ELIOT PATTISON is the author of The Skull Mantra (winner of an Edgar Award and finalist for the Gold Dagger), Water Touching Stone, Bone Mountain, Beautiful Ghosts, Prayer of the Dragon, Bone Rattler, The Lord of Death, and most recently Eye of the Raven. Pattison resides in rural Pennsylvania with his wife, three children, two horses, and two dogs on a colonial-era farm. For more information, visit www.eliotpattison.com.
“Edgar-winner Pattison combines action, period details, and a whodunit with ease in his impressive third mystery set in Colonial America. The French and Indian War is in its sixth year in 1760, and the American wilderness is full of armed men lusting to soak the land in blood for the sake of distant kings… The quest gets off to an ominous start with McCallum’s discovery of a dead soldier tied to a wheel at the bottom of a lake. As the bodies pile up, Pattison pays tribute to the conventions of the murder mystery without sacrificing excitement or a nuanced look at the final stage of the war between the British and the French for control of North America.” —Publishers Weekly Starred Review
“Pattison twists a skein of plotlines and weaves Indian mysticism into a time-capsule portrait of America at a crossroads: a time of endings for some and the beginning of a revolution played out by cruel, compelling, and sometimes powerful people with warring visions.
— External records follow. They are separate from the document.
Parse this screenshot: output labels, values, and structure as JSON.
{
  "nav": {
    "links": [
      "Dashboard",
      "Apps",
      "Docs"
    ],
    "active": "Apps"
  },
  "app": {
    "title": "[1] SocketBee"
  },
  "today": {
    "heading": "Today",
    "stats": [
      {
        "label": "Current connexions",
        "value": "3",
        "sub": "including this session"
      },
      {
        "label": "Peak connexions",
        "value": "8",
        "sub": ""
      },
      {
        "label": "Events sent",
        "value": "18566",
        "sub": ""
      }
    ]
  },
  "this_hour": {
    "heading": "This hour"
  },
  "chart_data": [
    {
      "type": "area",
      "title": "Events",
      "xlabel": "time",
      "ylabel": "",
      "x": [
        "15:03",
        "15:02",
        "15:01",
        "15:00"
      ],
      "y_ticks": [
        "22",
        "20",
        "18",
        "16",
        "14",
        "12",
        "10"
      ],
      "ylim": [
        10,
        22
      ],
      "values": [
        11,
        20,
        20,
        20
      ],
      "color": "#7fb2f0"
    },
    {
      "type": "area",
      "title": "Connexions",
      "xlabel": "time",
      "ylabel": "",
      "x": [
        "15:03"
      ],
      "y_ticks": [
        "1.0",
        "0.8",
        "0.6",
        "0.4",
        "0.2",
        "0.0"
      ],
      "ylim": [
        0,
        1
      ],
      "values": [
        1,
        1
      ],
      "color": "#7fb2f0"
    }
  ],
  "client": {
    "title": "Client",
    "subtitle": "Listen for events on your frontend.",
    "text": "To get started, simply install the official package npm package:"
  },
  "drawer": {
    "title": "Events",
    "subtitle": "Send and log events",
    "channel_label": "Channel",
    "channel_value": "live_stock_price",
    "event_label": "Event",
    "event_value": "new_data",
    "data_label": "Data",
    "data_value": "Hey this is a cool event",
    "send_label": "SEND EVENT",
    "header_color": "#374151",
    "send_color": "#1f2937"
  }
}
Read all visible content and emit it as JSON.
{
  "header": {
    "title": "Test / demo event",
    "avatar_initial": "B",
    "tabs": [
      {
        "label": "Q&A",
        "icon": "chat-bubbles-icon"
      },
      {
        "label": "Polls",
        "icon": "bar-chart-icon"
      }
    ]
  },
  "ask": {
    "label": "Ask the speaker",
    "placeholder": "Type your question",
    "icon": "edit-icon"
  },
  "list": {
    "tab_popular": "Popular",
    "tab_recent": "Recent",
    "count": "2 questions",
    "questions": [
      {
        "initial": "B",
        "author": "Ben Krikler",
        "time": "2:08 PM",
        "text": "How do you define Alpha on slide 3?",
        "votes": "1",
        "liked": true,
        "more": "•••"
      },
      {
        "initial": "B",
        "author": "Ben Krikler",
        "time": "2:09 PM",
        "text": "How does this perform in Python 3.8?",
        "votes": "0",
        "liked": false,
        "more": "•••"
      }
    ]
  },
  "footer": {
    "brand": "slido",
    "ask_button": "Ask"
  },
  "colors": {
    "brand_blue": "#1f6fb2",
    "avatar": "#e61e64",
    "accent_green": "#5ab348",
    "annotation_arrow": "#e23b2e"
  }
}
Themes of disillusionment and a vanishing way of life make this series in some ways similar to Cooper’s Leatherstocking Tales, though Pattison adds an element of psychological suspense comparable to Jean Zimmerman’s The Orphanmaster (2012) and a degree of human complexity that suggests Sarah Donati’s Wilderness novels.” —Booklist Starred Review
“If this were a movie, we’d marvel at the set decoration that splendidly evokes the period. The excellent prose narrative goes right to the matter in question, the state of the (pre-Colonial) human heart.” —Chicago Tribune
“This is the kind of historical fiction that makes for breathtaking reading. Pattison has done an admirable job of researching a little known incident in the history of the Lehigh Valley in Pennsylania where the Moravians had several missions and transferred that story to upstate New York. In doing so he turned that historical incident into both a thrilling entertainment and a modern day look at the intolerance and brutality of the military. One cannot help but draw parallels to the violence of US military perpetrated against Islamic civilians whether aggressive and intentional or accidental victims of ‘friendly fire’ in Afghanistan and Iraq.” —Pretty Sinister Books